» **Available records**:
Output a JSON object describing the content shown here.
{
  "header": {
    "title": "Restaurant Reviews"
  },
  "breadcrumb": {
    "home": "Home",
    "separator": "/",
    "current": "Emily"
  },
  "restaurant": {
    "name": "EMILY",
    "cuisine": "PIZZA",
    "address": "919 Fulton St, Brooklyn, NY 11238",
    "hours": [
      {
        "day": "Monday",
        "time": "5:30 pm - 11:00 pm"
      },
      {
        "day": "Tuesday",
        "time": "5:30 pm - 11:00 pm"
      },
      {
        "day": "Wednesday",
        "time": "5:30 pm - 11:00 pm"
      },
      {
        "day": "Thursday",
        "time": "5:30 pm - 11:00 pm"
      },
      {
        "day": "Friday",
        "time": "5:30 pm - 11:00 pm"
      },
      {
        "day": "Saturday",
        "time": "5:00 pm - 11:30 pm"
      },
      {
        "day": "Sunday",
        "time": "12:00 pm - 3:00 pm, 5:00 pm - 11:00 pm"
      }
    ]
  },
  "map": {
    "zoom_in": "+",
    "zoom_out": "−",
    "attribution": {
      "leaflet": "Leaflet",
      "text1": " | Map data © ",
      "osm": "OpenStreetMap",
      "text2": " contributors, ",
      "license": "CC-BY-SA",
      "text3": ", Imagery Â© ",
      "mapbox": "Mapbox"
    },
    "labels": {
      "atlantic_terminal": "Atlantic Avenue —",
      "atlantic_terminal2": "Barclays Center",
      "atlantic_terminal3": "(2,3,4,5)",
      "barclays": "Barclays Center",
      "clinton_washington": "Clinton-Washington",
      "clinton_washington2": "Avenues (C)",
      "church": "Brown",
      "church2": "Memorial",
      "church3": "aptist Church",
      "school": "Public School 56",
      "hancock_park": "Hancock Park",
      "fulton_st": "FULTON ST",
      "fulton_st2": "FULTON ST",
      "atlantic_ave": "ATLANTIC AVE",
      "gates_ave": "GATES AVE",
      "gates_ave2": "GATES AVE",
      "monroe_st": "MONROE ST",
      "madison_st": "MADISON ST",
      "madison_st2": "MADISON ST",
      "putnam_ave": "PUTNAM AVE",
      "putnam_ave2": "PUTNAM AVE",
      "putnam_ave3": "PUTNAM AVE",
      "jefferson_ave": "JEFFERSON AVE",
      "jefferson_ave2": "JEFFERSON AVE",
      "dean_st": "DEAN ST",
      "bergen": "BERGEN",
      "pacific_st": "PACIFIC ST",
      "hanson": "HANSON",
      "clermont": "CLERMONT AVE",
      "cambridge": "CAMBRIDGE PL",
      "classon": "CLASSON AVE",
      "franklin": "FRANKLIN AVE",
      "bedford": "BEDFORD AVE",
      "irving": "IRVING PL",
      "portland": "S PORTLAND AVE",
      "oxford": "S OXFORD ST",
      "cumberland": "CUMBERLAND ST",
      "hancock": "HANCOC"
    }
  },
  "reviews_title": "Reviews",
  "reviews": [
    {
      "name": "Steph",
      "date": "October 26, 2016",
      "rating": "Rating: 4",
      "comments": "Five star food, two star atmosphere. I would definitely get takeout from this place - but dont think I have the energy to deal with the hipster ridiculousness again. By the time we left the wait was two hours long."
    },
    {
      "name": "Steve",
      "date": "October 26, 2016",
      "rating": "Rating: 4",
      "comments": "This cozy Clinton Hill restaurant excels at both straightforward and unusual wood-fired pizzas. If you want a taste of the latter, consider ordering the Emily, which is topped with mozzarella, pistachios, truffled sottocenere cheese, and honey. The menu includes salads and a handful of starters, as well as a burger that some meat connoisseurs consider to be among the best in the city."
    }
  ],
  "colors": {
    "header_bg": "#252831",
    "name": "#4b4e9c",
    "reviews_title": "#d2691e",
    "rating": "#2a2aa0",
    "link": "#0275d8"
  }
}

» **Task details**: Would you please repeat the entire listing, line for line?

» **Result of the task**:
Output a JSON object describing the content shown here.
{
  "header": {
    "title": "Restaurant Reviews"
  },
  "breadcrumb": {
    "home": "Home",
    "separator": "/",
    "current": "Emily"
  },
  "restaurant": {
    "name": "EMILY",
    "cuisine": "PIZZA",
    "address": "919 Fulton St, Brooklyn, NY 11238",
    "hours": [
      {
        "day": "Monday",
        "time": "5:30 pm - 11:00 pm"
      },
      {
        "day": "Tuesday",
        "time": "5:30 pm - 11:00 pm"
      },
      {
        "day": "Wednesday",
        "time": "5:30 pm - 11:00 pm"
      },
      {
        "day": "Thursday",
        "time": "5:30 pm - 11:00 pm"
      },
      {
        "day": "Friday",
        "time": "5:30 pm - 11:00 pm"
      },
      {
        "day": "Saturday",
        "time": "5:00 pm - 11:30 pm"
      },
      {
        "day": "Sunday",
        "time": "12:00 pm - 3:00 pm, 5:00 pm - 11:00 pm"
      }
    ]
  },
  "map": {
    "zoom_in": "+",
    "zoom_out": "−",
    "attribution": {
      "leaflet": "Leaflet",
      "text1": " | Map data © ",
      "osm": "OpenStreetMap",
      "text2": " contributors, ",
      "license": "CC-BY-SA",
      "text3": ", Imagery Â© ",
      "mapbox": "Mapbox"
    },
    "labels": {
      "atlantic_terminal": "Atlantic Avenue —",
      "atlantic_terminal2": "Barclays Center",
      "atlantic_terminal3": "(2,3,4,5)",
      "barclays": "Barclays Center",
      "clinton_washington": "Clinton-Washington",
      "clinton_washington2": "Avenues (C)",
      "church": "Brown",
      "church2": "Memorial",
      "church3": "aptist Church",
      "school": "Public School 56",
      "hancock_park": "Hancock Park",
      "fulton_st": "FULTON ST",
      "fulton_st2": "FULTON ST",
      "atlantic_ave": "ATLANTIC AVE",
      "gates_ave": "GATES AVE",
      "gates_ave2": "GATES AVE",
      "monroe_st": "MONROE ST",
      "madison_st": "MADISON ST",
      "madison_st2": "MADISON ST",
      "putnam_ave": "PUTNAM AVE",
      "putnam_ave2": "PUTNAM AVE",
      "putnam_ave3": "PUTNAM AVE",
      "jefferson_ave": "JEFFERSON AVE",
      "jefferson_ave2": "JEFFERSON AVE",
      "dean_st": "DEAN ST",
      "bergen": "BERGEN",
      "pacific_st": "PACIFIC ST",
      "hanson": "HANSON",
      "clermont": "CLERMONT AVE",
      "cambridge": "CAMBRIDGE PL",
      "classon": "CLASSON AVE",
      "franklin": "FRANKLIN AVE",
      "bedford": "BEDFORD AVE",
      "irving": "IRVING PL",
      "portland": "S PORTLAND AVE",
      "oxford": "S OXFORD ST",
      "cumberland": "CUMBERLAND ST",
      "hancock": "HANCOC"
    }
  },
  "reviews_title": "Reviews",
  "reviews": [
    {
      "name": "Steph",
      "date": "October 26, 2016",
      "rating": "Rating: 4",
      "comments": "Five star food, two star atmosphere. I would definitely get takeout from this place - but dont think I have the energy to deal with the hipster ridiculousness again. By the time we left the wait was two hours long."
    },
    {
      "name": "Steve",
      "date": "October 26, 2016",
      "rating": "Rating: 4",
      "comments": "This cozy Clinton Hill restaurant excels at both straightforward and unusual wood-fired pizzas. If you want a taste of the latter, consider ordering the Emily, which is topped with mozzarella, pistachios, truffled sottocenere cheese, and honey. The menu includes salads and a handful of starters, as well as a burger that some meat connoisseurs consider to be among the best in the city."
    }
  ],
  "colors": {
    "header_bg": "#252831",
    "name": "#4b4e9c",
    "reviews_title": "#d2691e",
    "rating": "#2a2aa0",
    "link": "#0275d8"
  }
}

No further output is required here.